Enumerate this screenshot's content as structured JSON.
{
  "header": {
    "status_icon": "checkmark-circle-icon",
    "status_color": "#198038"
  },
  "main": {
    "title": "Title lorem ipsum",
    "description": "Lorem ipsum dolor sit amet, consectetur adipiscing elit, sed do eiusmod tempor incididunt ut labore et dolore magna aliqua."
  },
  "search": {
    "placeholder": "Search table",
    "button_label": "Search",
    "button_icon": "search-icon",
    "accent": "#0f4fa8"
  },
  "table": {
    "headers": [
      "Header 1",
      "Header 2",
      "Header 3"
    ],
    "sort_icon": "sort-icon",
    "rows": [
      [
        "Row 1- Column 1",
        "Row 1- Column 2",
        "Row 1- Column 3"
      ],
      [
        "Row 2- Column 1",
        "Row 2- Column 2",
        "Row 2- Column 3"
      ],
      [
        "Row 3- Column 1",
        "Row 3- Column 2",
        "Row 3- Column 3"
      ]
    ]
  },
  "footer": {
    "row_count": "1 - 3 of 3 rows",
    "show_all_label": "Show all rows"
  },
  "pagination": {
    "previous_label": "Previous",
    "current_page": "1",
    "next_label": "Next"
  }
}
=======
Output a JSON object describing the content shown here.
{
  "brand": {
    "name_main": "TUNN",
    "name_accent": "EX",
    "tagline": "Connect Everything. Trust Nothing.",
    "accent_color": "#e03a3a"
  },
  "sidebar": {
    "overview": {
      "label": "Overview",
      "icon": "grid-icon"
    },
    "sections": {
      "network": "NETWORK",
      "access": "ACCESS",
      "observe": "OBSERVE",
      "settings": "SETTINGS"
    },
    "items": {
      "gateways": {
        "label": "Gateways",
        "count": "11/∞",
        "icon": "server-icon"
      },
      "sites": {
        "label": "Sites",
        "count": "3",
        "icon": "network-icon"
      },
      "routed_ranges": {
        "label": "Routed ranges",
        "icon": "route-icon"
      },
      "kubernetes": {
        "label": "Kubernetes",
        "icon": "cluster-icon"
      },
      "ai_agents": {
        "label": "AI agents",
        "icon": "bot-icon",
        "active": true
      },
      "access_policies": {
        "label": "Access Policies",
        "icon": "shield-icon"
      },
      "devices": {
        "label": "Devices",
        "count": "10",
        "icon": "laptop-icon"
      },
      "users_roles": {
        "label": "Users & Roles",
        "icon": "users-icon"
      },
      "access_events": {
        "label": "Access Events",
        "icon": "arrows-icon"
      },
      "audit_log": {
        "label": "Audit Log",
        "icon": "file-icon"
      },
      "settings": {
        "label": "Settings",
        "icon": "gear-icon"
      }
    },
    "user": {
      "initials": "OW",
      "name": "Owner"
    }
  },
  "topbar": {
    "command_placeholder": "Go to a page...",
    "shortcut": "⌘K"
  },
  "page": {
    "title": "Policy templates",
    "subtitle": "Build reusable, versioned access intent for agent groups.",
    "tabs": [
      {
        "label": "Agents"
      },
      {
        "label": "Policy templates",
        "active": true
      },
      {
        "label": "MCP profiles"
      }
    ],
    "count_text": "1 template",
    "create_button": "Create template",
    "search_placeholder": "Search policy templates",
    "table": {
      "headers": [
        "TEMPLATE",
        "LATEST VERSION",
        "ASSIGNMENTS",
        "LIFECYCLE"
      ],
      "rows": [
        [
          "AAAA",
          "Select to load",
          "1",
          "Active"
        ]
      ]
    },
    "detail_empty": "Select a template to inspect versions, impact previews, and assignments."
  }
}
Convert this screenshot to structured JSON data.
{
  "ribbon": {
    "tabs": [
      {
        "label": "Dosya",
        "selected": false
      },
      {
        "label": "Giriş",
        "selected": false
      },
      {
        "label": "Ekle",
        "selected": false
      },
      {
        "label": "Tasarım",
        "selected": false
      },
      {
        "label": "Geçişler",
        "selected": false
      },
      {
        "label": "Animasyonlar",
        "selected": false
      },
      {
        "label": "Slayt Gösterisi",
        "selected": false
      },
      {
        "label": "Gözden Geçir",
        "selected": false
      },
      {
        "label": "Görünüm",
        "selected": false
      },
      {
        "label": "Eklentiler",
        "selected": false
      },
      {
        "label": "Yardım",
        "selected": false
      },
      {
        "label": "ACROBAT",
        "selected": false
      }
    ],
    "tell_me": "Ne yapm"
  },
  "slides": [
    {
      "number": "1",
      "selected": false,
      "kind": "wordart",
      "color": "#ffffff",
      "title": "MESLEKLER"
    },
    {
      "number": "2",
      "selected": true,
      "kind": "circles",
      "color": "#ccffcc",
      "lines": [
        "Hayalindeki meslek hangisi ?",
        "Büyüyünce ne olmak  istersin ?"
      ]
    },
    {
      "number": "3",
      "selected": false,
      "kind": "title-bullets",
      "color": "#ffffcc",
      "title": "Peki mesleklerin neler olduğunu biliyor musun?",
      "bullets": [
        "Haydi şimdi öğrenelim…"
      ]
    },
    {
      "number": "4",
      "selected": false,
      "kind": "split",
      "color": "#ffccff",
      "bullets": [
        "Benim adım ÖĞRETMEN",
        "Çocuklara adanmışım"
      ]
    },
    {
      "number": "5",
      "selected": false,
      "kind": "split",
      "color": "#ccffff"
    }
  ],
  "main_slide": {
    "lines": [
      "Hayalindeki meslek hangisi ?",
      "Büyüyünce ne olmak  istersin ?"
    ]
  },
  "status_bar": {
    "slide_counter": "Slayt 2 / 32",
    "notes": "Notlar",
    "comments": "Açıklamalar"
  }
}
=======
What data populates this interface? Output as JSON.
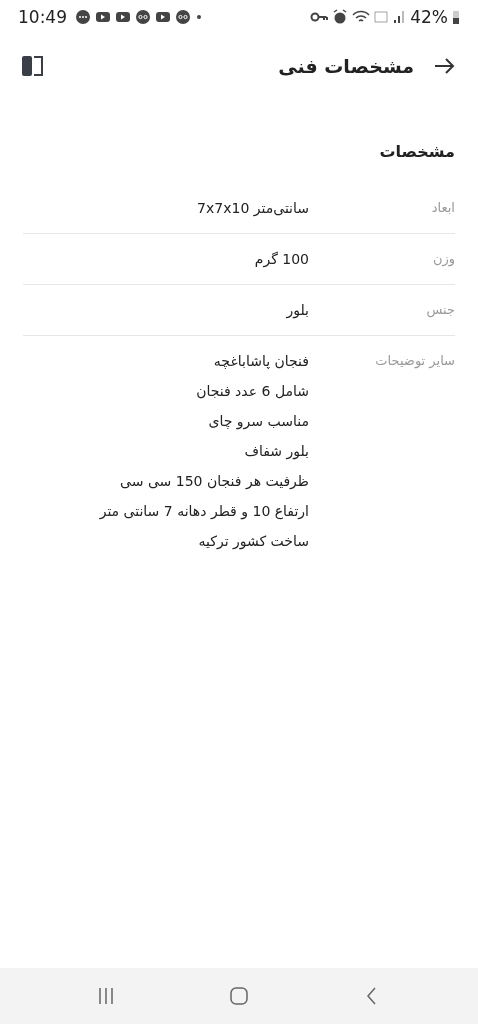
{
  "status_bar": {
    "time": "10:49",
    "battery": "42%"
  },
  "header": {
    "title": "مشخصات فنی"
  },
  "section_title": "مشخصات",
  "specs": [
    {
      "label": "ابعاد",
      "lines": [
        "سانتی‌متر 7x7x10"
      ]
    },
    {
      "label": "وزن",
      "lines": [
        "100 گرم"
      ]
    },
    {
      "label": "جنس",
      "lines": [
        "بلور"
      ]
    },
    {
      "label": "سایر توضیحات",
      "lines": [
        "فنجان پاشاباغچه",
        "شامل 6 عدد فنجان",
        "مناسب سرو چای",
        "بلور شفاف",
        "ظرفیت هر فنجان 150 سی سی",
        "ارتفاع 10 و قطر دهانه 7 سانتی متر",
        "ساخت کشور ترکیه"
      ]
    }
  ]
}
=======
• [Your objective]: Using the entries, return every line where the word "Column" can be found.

• [Problem solution]:
        "Row 1- Column 1",
        "Row 1- Column 2",
        "Row 1- Column 3"
        "Row 2- Column 1",
        "Row 2- Column 2",
        "Row 2- Column 3"
        "Row 3- Column 1",
        "Row 3- Column 2",
        "Row 3- Column 3"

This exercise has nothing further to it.